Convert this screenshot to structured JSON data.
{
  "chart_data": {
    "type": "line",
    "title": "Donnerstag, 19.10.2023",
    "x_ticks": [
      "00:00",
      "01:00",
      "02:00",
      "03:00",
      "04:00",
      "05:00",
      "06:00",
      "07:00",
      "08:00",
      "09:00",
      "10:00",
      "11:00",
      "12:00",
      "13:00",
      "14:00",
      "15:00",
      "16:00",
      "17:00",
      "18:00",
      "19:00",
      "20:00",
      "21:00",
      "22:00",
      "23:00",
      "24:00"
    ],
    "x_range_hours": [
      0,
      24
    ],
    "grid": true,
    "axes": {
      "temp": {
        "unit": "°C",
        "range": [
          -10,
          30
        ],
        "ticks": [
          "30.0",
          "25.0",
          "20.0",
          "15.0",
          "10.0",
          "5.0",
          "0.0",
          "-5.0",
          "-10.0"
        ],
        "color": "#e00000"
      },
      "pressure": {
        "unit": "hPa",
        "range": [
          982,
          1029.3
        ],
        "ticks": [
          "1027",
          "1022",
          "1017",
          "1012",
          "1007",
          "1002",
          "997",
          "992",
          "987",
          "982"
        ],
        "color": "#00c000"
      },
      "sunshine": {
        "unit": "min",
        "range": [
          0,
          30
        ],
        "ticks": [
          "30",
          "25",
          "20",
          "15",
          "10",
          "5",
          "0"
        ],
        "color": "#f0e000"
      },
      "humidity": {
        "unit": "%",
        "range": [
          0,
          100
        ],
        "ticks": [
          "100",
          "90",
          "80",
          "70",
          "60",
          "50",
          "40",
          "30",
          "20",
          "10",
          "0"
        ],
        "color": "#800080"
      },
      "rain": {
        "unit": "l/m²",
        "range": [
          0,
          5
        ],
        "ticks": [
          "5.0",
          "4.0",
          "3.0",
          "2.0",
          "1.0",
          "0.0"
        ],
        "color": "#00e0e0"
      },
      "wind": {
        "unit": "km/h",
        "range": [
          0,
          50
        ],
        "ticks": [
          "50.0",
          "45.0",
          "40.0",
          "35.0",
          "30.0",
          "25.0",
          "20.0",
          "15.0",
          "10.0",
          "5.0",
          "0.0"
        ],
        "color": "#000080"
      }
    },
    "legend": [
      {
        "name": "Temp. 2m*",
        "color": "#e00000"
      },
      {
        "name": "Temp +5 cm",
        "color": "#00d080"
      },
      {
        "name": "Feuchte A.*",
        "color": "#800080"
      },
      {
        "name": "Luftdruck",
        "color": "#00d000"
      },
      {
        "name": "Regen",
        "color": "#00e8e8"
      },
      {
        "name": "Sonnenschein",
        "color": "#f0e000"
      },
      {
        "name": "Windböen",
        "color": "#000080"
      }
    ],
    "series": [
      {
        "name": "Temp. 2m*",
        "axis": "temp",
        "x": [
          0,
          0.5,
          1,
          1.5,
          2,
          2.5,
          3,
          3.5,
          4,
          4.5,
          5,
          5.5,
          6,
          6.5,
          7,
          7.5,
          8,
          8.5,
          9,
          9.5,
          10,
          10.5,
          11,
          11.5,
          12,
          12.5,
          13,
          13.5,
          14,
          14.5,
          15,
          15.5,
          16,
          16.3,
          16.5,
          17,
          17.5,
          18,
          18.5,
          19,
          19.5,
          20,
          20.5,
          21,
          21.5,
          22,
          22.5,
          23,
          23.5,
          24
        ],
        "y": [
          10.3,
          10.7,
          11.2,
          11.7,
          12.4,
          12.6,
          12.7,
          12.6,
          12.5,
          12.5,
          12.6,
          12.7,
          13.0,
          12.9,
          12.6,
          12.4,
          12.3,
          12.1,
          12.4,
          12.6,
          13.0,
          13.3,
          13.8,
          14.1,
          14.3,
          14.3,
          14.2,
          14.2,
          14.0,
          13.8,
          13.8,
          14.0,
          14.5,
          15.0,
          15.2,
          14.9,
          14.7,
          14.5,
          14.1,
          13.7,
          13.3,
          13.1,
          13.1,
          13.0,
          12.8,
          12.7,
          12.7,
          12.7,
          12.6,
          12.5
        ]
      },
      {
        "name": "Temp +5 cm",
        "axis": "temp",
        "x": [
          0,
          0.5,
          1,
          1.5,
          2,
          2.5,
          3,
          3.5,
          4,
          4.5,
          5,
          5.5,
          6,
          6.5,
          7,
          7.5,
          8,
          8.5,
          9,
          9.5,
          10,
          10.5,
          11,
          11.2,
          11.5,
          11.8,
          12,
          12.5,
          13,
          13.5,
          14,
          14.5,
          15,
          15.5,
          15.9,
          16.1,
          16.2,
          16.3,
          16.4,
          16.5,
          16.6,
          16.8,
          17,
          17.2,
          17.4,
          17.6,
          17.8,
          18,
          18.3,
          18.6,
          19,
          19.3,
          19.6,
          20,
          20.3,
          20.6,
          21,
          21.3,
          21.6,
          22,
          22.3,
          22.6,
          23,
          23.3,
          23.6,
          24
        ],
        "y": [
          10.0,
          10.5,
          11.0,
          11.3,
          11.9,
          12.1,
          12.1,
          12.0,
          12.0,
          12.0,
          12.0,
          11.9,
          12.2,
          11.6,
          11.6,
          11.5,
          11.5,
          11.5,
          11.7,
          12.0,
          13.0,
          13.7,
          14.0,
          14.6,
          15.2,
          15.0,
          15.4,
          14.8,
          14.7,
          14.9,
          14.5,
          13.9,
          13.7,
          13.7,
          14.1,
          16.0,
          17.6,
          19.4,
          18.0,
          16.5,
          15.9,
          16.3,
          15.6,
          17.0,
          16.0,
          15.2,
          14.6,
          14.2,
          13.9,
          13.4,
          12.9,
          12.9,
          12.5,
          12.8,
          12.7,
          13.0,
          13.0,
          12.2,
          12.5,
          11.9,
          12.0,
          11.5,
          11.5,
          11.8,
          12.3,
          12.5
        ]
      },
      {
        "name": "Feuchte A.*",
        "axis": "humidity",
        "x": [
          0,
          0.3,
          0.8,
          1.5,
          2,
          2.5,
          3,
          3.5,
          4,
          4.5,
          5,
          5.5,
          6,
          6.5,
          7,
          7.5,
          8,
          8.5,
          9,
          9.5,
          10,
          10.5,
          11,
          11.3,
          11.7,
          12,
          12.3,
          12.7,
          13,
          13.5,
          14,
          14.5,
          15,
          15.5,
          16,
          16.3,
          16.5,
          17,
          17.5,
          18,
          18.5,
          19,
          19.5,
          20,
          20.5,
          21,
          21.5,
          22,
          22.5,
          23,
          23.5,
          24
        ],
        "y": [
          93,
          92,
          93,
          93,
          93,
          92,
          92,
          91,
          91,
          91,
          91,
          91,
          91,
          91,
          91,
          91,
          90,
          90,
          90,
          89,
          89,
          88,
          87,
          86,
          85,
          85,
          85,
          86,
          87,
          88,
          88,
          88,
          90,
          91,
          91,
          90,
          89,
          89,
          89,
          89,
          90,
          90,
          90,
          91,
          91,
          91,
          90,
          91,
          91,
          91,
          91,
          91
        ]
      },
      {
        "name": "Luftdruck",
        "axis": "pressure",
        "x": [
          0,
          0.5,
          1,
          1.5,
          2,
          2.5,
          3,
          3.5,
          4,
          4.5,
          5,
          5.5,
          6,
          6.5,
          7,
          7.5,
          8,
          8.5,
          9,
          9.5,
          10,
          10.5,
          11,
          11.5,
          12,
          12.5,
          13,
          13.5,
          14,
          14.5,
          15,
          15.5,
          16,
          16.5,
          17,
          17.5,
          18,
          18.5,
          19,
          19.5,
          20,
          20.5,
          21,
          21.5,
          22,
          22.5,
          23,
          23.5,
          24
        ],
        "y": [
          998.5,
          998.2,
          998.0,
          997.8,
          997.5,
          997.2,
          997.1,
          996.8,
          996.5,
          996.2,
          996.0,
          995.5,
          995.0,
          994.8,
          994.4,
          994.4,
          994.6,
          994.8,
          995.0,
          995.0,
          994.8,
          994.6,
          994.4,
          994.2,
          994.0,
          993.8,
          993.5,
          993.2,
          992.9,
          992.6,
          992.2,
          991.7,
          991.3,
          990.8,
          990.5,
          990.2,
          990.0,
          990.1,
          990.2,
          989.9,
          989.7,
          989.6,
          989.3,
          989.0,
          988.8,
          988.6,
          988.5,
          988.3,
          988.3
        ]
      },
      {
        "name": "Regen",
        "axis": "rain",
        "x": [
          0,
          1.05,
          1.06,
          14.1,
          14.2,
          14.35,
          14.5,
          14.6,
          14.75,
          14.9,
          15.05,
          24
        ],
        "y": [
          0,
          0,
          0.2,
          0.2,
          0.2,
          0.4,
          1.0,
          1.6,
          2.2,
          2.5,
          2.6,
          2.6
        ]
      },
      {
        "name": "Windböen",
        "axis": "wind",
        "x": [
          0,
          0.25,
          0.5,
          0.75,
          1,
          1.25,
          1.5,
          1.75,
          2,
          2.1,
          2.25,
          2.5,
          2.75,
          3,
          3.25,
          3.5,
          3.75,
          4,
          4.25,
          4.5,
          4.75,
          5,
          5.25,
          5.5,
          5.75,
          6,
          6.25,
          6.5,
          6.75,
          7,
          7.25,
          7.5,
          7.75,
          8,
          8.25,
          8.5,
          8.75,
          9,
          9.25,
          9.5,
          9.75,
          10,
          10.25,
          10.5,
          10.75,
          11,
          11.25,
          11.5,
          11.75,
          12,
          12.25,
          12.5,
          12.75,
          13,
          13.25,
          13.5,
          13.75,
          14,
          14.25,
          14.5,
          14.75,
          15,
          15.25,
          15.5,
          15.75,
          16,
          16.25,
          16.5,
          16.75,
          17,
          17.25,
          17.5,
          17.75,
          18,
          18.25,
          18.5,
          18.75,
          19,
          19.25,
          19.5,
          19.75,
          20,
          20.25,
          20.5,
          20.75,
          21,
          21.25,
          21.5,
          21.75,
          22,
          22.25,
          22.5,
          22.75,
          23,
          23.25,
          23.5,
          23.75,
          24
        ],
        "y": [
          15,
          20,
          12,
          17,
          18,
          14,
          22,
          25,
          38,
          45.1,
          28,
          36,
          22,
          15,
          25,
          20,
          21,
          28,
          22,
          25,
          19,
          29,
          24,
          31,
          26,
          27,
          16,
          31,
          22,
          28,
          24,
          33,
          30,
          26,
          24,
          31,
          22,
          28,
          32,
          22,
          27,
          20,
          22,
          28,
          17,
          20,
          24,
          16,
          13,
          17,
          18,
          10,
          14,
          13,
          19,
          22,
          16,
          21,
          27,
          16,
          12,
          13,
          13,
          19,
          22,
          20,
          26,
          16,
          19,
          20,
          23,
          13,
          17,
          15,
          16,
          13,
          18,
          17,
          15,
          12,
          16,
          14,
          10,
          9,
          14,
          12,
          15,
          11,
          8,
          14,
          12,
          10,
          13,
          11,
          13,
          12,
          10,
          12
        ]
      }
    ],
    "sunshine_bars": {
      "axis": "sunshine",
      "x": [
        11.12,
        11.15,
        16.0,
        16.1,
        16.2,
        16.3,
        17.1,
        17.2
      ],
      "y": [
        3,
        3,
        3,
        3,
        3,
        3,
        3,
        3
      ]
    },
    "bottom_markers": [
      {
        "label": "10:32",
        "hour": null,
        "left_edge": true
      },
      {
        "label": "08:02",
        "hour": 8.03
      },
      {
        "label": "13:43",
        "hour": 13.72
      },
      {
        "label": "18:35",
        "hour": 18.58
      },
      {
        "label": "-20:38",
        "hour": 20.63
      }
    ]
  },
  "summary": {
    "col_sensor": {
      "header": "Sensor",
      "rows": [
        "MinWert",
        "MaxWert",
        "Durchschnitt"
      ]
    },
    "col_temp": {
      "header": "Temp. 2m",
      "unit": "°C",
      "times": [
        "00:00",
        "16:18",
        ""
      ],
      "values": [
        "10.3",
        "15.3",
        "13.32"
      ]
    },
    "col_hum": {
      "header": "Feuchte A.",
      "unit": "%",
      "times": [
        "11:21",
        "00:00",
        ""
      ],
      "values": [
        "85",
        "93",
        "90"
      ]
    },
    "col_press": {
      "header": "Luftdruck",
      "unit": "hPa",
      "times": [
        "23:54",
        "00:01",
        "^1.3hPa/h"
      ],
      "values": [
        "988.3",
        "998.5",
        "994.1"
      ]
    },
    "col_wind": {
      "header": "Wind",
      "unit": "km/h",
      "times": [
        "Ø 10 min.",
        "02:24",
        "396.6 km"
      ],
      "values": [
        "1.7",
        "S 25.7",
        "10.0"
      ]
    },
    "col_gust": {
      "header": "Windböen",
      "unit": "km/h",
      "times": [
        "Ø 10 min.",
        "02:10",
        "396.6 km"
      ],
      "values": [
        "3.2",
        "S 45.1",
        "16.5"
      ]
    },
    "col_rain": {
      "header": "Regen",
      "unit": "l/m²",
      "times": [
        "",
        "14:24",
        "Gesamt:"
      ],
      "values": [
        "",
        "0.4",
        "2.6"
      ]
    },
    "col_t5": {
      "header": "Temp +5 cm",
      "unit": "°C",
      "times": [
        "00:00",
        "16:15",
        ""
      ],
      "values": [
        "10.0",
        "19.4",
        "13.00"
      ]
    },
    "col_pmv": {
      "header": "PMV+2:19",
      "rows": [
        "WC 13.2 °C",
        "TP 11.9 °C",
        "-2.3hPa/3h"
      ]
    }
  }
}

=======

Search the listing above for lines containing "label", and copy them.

        "label": "10:32",
        "label": "08:02",
        "label": "13:43",
        "label": "18:35",
        "label": "-20:38",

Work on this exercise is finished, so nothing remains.